PROBLEM TO WORK ON:
Could you reproduce every entry that follows, exactly as shown?

[Data records for software interfaces]
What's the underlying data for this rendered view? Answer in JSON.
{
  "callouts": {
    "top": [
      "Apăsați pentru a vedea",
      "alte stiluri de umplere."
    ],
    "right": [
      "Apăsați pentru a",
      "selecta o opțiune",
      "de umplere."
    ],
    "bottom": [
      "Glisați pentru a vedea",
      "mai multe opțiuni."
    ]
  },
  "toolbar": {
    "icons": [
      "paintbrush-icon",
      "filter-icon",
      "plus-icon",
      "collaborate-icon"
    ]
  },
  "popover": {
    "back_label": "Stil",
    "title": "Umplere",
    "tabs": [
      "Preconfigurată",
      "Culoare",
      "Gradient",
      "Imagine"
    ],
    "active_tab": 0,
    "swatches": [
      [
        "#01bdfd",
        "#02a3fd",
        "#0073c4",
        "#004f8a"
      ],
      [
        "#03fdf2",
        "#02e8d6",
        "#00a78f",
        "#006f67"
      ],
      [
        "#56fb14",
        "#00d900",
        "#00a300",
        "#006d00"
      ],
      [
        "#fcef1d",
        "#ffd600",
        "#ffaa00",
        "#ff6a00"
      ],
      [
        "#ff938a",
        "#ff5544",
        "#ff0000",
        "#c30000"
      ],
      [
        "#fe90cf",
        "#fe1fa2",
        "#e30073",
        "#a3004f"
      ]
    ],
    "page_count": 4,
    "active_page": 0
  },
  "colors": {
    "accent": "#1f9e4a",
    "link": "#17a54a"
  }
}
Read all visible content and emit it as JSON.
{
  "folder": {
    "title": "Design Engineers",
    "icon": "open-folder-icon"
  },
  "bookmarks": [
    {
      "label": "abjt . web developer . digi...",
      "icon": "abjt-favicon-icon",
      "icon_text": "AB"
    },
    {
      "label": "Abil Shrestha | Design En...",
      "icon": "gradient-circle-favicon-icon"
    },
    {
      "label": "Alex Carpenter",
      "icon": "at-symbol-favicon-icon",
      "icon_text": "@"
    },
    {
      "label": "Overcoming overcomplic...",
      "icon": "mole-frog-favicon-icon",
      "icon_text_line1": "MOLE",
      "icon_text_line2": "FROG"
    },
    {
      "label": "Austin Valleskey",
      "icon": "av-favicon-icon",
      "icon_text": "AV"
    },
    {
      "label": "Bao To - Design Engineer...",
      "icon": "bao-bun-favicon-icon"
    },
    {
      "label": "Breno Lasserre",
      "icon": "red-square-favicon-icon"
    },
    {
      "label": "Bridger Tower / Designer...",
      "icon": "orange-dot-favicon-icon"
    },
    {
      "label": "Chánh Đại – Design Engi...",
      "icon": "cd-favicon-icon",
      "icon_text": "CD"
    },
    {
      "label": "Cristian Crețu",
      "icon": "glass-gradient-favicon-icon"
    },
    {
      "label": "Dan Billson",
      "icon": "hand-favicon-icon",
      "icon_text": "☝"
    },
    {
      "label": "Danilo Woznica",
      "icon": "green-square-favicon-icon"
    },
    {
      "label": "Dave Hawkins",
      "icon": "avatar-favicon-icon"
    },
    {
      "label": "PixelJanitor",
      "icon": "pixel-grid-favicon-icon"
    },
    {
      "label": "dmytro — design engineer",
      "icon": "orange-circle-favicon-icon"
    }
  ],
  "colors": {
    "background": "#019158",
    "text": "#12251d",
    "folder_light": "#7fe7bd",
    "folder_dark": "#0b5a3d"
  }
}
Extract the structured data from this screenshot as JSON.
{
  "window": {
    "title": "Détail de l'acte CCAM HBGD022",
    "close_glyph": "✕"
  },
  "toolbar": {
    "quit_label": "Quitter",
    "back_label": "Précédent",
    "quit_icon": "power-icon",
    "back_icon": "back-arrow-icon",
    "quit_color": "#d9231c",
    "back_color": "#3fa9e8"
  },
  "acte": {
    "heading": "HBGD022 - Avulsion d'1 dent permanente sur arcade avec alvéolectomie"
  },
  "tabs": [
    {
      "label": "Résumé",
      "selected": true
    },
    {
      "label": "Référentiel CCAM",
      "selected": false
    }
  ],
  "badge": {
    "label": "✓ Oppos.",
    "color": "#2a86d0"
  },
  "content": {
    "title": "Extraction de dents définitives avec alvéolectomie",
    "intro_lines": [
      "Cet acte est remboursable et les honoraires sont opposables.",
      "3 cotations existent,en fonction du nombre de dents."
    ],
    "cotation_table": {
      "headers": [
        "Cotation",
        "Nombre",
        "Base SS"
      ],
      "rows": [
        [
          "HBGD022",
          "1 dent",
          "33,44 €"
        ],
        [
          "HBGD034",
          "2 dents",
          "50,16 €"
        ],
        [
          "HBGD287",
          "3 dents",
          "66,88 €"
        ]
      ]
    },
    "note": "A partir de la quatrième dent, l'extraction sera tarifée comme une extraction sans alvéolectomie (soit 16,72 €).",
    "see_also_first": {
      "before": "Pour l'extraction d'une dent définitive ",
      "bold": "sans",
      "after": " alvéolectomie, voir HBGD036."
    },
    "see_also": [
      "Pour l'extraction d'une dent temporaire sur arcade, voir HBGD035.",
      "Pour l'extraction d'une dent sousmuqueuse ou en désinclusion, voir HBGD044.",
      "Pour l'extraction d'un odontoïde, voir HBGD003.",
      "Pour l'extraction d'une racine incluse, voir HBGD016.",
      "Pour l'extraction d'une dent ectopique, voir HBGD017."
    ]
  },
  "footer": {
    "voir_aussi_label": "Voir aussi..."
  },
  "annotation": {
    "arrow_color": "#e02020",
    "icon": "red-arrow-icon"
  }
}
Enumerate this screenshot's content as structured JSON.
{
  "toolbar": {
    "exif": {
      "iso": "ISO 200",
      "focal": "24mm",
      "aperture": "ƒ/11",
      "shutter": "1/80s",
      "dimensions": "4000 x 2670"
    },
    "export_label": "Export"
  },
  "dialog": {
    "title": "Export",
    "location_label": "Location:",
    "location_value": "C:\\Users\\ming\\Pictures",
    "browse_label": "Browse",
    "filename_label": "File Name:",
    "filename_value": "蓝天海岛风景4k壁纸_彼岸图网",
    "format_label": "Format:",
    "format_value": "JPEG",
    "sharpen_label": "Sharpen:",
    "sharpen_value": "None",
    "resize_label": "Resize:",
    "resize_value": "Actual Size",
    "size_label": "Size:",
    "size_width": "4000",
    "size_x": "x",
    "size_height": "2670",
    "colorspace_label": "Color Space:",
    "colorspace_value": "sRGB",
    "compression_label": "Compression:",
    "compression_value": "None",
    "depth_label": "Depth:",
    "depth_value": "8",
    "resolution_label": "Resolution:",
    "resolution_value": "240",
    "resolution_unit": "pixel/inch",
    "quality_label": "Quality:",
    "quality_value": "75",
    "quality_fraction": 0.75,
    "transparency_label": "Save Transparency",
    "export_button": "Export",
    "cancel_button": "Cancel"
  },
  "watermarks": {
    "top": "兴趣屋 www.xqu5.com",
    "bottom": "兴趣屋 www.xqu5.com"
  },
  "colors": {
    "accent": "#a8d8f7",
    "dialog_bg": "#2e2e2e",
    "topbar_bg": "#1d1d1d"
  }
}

RESPONSE AREA:
What's the underlying data for this rendered view? Answer in JSON.
{
  "callouts": {
    "top": [
      "Apăsați pentru a vedea",
      "alte stiluri de umplere."
    ],
    "right": [
      "Apăsați pentru a",
      "selecta o opțiune",
      "de umplere."
    ],
    "bottom": [
      "Glisați pentru a vedea",
      "mai multe opțiuni."
    ]
  },
  "toolbar": {
    "icons": [
      "paintbrush-icon",
      "filter-icon",
      "plus-icon",
      "collaborate-icon"
    ]
  },
  "popover": {
    "back_label": "Stil",
    "title": "Umplere",
    "tabs": [
      "Preconfigurată",
      "Culoare",
      "Gradient",
      "Imagine"
    ],
    "active_tab": 0,
    "swatches": [
      [
        "#01bdfd",
        "#02a3fd",
        "#0073c4",
        "#004f8a"
      ],
      [
        "#03fdf2",
        "#02e8d6",
        "#00a78f",
        "#006f67"
      ],
      [
        "#56fb14",
        "#00d900",
        "#00a300",
        "#006d00"
      ],
      [
        "#fcef1d",
        "#ffd600",
        "#ffaa00",
        "#ff6a00"
      ],
      [
        "#ff938a",
        "#ff5544",
        "#ff0000",
        "#c30000"
      ],
      [
        "#fe90cf",
        "#fe1fa2",
        "#e30073",
        "#a3004f"
      ]
    ],
    "page_count": 4,
    "active_page": 0
  },
  "colors": {
    "accent": "#1f9e4a",
    "link": "#17a54a"
  }
}
Read all visible content and emit it as JSON.
{
  "folder": {
    "title": "Design Engineers",
    "icon": "open-folder-icon"
  },
  "bookmarks": [
    {
      "label": "abjt . web developer . digi...",
      "icon": "abjt-favicon-icon",
      "icon_text": "AB"
    },
    {
      "label": "Abil Shrestha | Design En...",
      "icon": "gradient-circle-favicon-icon"
    },
    {
      "label": "Alex Carpenter",
      "icon": "at-symbol-favicon-icon",
      "icon_text": "@"
    },
    {
      "label": "Overcoming overcomplic...",
      "icon": "mole-frog-favicon-icon",
      "icon_text_line1": "MOLE",
      "icon_text_line2": "FROG"
    },
    {
      "label": "Austin Valleskey",
      "icon": "av-favicon-icon",
      "icon_text": "AV"
    },
    {
      "label": "Bao To - Design Engineer...",
      "icon": "bao-bun-favicon-icon"
    },
    {
      "label": "Breno Lasserre",
      "icon": "red-square-favicon-icon"
    },
    {
      "label": "Bridger Tower / Designer...",
      "icon": "orange-dot-favicon-icon"
    },
    {
      "label": "Chánh Đại – Design Engi...",
      "icon": "cd-favicon-icon",
      "icon_text": "CD"
    },
    {
      "label": "Cristian Crețu",
      "icon": "glass-gradient-favicon-icon"
    },
    {
      "label": "Dan Billson",
      "icon": "hand-favicon-icon",
      "icon_text": "☝"
    },
    {
      "label": "Danilo Woznica",
      "icon": "green-square-favicon-icon"
    },
    {
      "label": "Dave Hawkins",
      "icon": "avatar-favicon-icon"
    },
    {
      "label": "PixelJanitor",
      "icon": "pixel-grid-favicon-icon"
    },
    {
      "label": "dmytro — design engineer",
      "icon": "orange-circle-favicon-icon"
    }
  ],
  "colors": {
    "background": "#019158",
    "text": "#12251d",
    "folder_light": "#7fe7bd",
    "folder_dark": "#0b5a3d"
  }
}
Extract the structured data from this screenshot as JSON.
{
  "window": {
    "title": "Détail de l'acte CCAM HBGD022",
    "close_glyph": "✕"
  },
  "toolbar": {
    "quit_label": "Quitter",
    "back_label": "Précédent",
    "quit_icon": "power-icon",
    "back_icon": "back-arrow-icon",
    "quit_color": "#d9231c",
    "back_color": "#3fa9e8"
  },
  "acte": {
    "heading": "HBGD022 - Avulsion d'1 dent permanente sur arcade avec alvéolectomie"
  },
  "tabs": [
    {
      "label": "Résumé",
      "selected": true
    },
    {
      "label": "Référentiel CCAM",
      "selected": false
    }
  ],
  "badge": {
    "label": "✓ Oppos.",
    "color": "#2a86d0"
  },
  "content": {
    "title": "Extraction de dents définitives avec alvéolectomie",
    "intro_lines": [
      "Cet acte est remboursable et les honoraires sont opposables.",
      "3 cotations existent,en fonction du nombre de dents."
    ],
    "cotation_table": {
      "headers": [
        "Cotation",
        "Nombre",
        "Base SS"
      ],
      "rows": [
        [
          "HBGD022",
          "1 dent",
          "33,44 €"
        ],
        [
          "HBGD034",
          "2 dents",
          "50,16 €"
        ],
        [
          "HBGD287",
          "3 dents",
          "66,88 €"
        ]
      ]
    },
    "note": "A partir de la quatrième dent, l'extraction sera tarifée comme une extraction sans alvéolectomie (soit 16,72 €).",
    "see_also_first": {
      "before": "Pour l'extraction d'une dent définitive ",
      "bold": "sans",
      "after": " alvéolectomie, voir HBGD036."
    },
    "see_also": [
      "Pour l'extraction d'une dent temporaire sur arcade, voir HBGD035.",
      "Pour l'extraction d'une dent sousmuqueuse ou en désinclusion, voir HBGD044.",
      "Pour l'extraction d'un odontoïde, voir HBGD003.",
      "Pour l'extraction d'une racine incluse, voir HBGD016.",
      "Pour l'extraction d'une dent ectopique, voir HBGD017."
    ]
  },
  "footer": {
    "voir_aussi_label": "Voir aussi..."
  },
  "annotation": {
    "arrow_color": "#e02020",
    "icon": "red-arrow-icon"
  }
}
Enumerate this screenshot's content as structured JSON.
{
  "toolbar": {
    "exif": {
      "iso": "ISO 200",
      "focal": "24mm",
      "aperture": "ƒ/11",
      "shutter": "1/80s",
      "dimensions": "4000 x 2670"
    },
    "export_label": "Export"
  },
  "dialog": {
    "title": "Export",
    "location_label": "Location:",
    "location_value": "C:\\Users\\ming\\Pictures",
    "browse_label": "Browse",
    "filename_label": "File Name:",
    "filename_value": "蓝天海岛风景4k壁纸_彼岸图网",
    "format_label": "Format:",
    "format_value": "JPEG",
    "sharpen_label": "Sharpen:",
    "sharpen_value": "None",
    "resize_label": "Resize:",
    "resize_value": "Actual Size",
    "size_label": "Size:",
    "size_width": "4000",
    "size_x": "x",
    "size_height": "2670",
    "colorspace_label": "Color Space:",
    "colorspace_value": "sRGB",
    "compression_label": "Compression:",
    "compression_value": "None",
    "depth_label": "Depth:",
    "depth_value": "8",
    "resolution_label": "Resolution:",
    "resolution_value": "240",
    "resolution_unit": "pixel/inch",
    "quality_label": "Quality:",
    "quality_value": "75",
    "quality_fraction": 0.75,
    "transparency_label": "Save Transparency",
    "export_button": "Export",
    "cancel_button": "Cancel"
  },
  "watermarks": {
    "top": "兴趣屋 www.xqu5.com",
    "bottom": "兴趣屋 www.xqu5.com"
  },
  "colors": {
    "accent": "#a8d8f7",
    "dialog_bg": "#2e2e2e",
    "topbar_bg": "#1d1d1d"
  }
}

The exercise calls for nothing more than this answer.